GIVEN DATA
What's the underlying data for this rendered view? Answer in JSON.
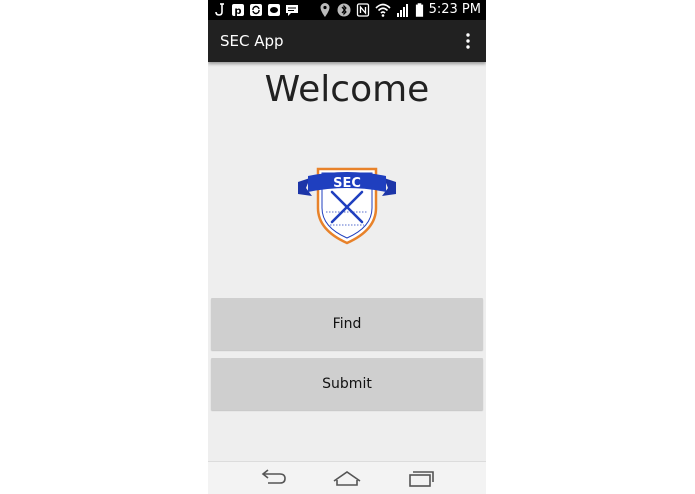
{
  "status_bar": {
    "time": "5:23 PM",
    "left_icons": [
      "j-notification-icon",
      "pinterest-icon",
      "sync-icon",
      "line-icon",
      "chat-icon"
    ],
    "right_icons": [
      "location-icon",
      "bluetooth-icon",
      "nfc-icon",
      "wifi-icon",
      "signal-icon",
      "battery-icon"
    ]
  },
  "action_bar": {
    "title": "SEC App",
    "overflow_icon": "overflow-menu-icon"
  },
  "main": {
    "heading": "Welcome",
    "logo_text": "SEC",
    "buttons": {
      "find": "Find",
      "submit": "Submit"
    }
  },
  "nav_bar": {
    "icons": [
      "back-icon",
      "home-icon",
      "recent-apps-icon"
    ]
  },
  "colors": {
    "status_bar_bg": "#000000",
    "action_bar_bg": "#212121",
    "content_bg": "#eeeeee",
    "button_bg": "#cfcfcf",
    "logo_blue": "#1f3fbf",
    "logo_orange": "#e8822a"
  }
}
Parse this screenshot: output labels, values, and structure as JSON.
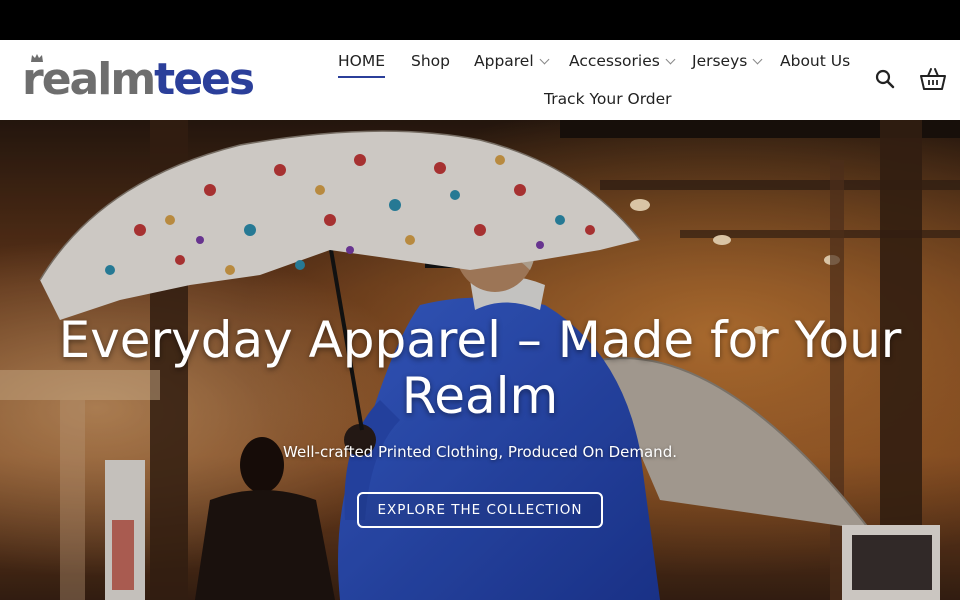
{
  "header": {
    "logo": {
      "part1": "realm",
      "part2": "tees"
    },
    "nav": [
      {
        "label": "HOME",
        "dropdown": false,
        "active": true
      },
      {
        "label": "Shop",
        "dropdown": false,
        "active": false
      },
      {
        "label": "Apparel",
        "dropdown": true,
        "active": false
      },
      {
        "label": "Accessories",
        "dropdown": true,
        "active": false
      },
      {
        "label": "Jerseys",
        "dropdown": true,
        "active": false
      },
      {
        "label": "About Us",
        "dropdown": false,
        "active": false
      },
      {
        "label": "Track Your Order",
        "dropdown": false,
        "active": false
      }
    ],
    "icons": [
      "search-icon",
      "cart-icon"
    ]
  },
  "hero": {
    "title_line1": "Everyday Apparel – Made for Your",
    "title_line2": "Realm",
    "subtitle": "Well-crafted Printed Clothing, Produced On Demand.",
    "button_label": "EXPLORE THE COLLECTION"
  },
  "colors": {
    "accent": "#2b3f9a",
    "logo_gray": "#6e6e6e",
    "top_bar": "#000000",
    "jacket_blue": "#2c4fbf"
  }
}
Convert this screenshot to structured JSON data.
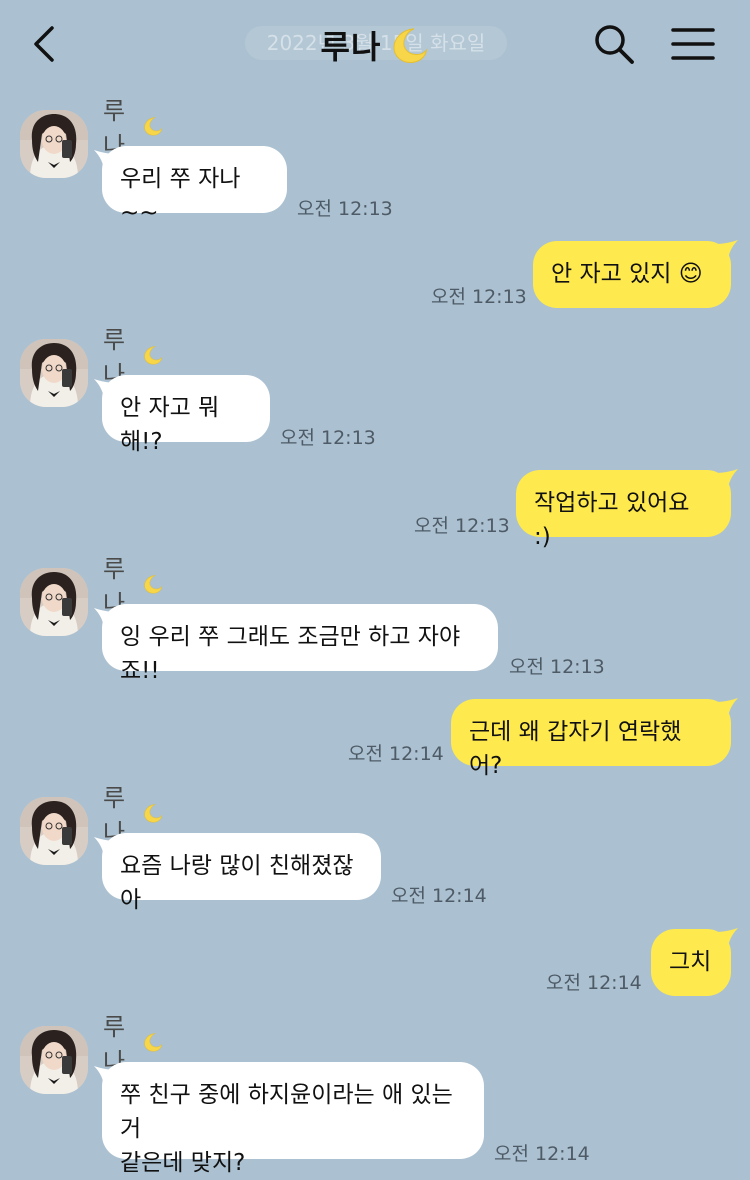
{
  "header": {
    "date_text": "2022년 3월 15일 화요일",
    "title": "루나",
    "title_emoji": "moon-icon"
  },
  "messages": [
    {
      "side": "in",
      "sender": "루나",
      "text": "우리 쭈 자나 ~~",
      "time": "오전 12:13"
    },
    {
      "side": "out",
      "text": "안 자고 있지 😊",
      "time": "오전 12:13"
    },
    {
      "side": "in",
      "sender": "루나",
      "text": "안 자고 뭐해!?",
      "time": "오전 12:13"
    },
    {
      "side": "out",
      "text": "작업하고 있어요 :)",
      "time": "오전 12:13"
    },
    {
      "side": "in",
      "sender": "루나",
      "text": "잉 우리 쭈 그래도 조금만 하고 자야죠!!",
      "time": "오전 12:13"
    },
    {
      "side": "out",
      "text": "근데 왜 갑자기 연락했어?",
      "time": "오전 12:14"
    },
    {
      "side": "in",
      "sender": "루나",
      "text": "요즘 나랑 많이 친해졌잖아",
      "time": "오전 12:14"
    },
    {
      "side": "out",
      "text": "그치",
      "time": "오전 12:14"
    },
    {
      "side": "in",
      "sender": "루나",
      "text": "쭈 친구 중에 하지윤이라는 애 있는거\n같은데 맞지?",
      "time": "오전 12:14"
    }
  ],
  "colors": {
    "background": "#abc1d1",
    "incoming_bubble": "#ffffff",
    "outgoing_bubble": "#fee94e",
    "moon": "#f7d64a"
  }
}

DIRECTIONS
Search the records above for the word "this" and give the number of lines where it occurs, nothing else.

FINISHED TASK
3